Ovada and Acqui Terme are two beautiful towns in Piedmont, off the main tourist trails, yet any connoisseur of all things Italian, and wine especially, will recommend them to you among the top tourists attractions in Italy. However, be warned: there is no Renaissance art to be found there! Only beautiful landscapes, good old-fashioned food and excellent wine!!
The first mention of Ovada was found in a document dating back to the year 967. Many powerful aristocratic families ruled the town, building fortified walls, impregnable castles, lavish palaces and splendid churches. The old centre of Ovada still retains its character and centuries-old buildings are still standing strong.
Just like in the old era, the local artisans are working away in their small shops in the Old Town. Some excellent antique dealers’ can be found here as well. Walking around town you can see some stunning examples of the Genoa Republic architecture: the church of Nostra Signora Assunta, Palazzo Spinola, built in the 18th century, as well as older landmarks, such as one of the oldest churches in Ovada, Chiesa di Santa Maria delle Grazie.
Local cuisine is one of the attractions in Ovada with simple honest dishes that have been perfected for generations. Make sure you try andarini, a type of pasta, that is served with meat broth. The local biscuits called “biscotti della salute” (loosely translated as “biscuits of health”) are somewhat of a legend here: the original recipe that is still used by most local bakeries goes back to the 16th century. Setting off for long journeys, sailors of the Genoa Republic stock up on biscotti della as they were nutritious as tasted food for months.
What makes Ovada famous is, of course, its excellent wine, which has been produced in the Monferrato region for many centuries. Local red wine Dolcetto di Ovada, white Cortese del Monferrato and Gavi have earned high accolades among winemakers and a visit to a vineyard is absolutely essential if you are in the area.
A short drive away from Ovada is the Acqui Terme, which hot sulphur springs attracted visitors since Roman times. La Bollente, the fountain where hot water flows at 167 °F, is a great spot to relax and people-watch while sipping the healing thermal drink. This pretty town is perfect for relaxing strolls, as well as some sightseeing: the central Gothic cathedral, the 15th century Palaeologi Castle, ancient Roman baths offer a glance into the rich history of Acqui Terme.

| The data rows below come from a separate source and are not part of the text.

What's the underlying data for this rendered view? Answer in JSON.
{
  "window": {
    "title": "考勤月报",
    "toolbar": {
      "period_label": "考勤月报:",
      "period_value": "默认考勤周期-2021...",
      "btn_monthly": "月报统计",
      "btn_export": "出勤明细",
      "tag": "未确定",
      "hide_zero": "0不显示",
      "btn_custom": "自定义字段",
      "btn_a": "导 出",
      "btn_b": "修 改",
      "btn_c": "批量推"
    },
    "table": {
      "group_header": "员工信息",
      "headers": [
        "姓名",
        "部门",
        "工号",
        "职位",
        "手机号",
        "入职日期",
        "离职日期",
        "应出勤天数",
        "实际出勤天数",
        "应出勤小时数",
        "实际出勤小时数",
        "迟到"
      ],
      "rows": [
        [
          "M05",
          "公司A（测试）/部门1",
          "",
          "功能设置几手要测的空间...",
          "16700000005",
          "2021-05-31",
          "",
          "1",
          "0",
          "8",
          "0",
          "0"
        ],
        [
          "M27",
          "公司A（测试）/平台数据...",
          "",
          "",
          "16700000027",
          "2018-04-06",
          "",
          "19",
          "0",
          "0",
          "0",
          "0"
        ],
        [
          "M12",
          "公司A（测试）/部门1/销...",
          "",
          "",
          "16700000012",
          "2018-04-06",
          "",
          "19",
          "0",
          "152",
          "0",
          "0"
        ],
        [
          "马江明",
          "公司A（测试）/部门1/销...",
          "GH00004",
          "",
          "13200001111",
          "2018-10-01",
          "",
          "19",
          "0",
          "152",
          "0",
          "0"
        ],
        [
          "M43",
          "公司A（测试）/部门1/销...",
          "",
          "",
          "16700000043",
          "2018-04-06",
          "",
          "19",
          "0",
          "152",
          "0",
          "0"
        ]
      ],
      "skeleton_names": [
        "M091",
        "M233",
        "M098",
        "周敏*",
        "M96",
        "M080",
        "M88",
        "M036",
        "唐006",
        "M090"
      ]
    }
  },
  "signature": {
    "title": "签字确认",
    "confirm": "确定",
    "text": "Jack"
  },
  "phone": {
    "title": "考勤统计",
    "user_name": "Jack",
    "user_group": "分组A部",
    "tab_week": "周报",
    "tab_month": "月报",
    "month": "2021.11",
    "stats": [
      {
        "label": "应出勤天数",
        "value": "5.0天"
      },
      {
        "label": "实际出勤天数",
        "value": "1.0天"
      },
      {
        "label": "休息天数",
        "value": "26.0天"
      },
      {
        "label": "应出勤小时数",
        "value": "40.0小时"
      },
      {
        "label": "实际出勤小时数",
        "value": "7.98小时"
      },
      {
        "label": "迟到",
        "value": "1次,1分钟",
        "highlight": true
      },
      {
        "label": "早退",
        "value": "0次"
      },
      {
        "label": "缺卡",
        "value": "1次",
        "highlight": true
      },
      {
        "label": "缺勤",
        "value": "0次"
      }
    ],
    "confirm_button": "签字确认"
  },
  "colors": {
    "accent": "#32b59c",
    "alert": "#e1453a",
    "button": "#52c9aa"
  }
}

Ask any local, and they will tell you that some of the best restaurants of Piedmont can be found in Acqui Terme. Here you can taste bagna cauda, the dish that Pope Francis can never refuse when he is visiting this region. And, of course, more wine! The best of sweet bubbly Brachetto d’Acqui is produced here and some seriously good Moscato. Who said that Italy is only about Renaissance art?
Photos by: Davide Papalini, Renata Testa, Ian Spackman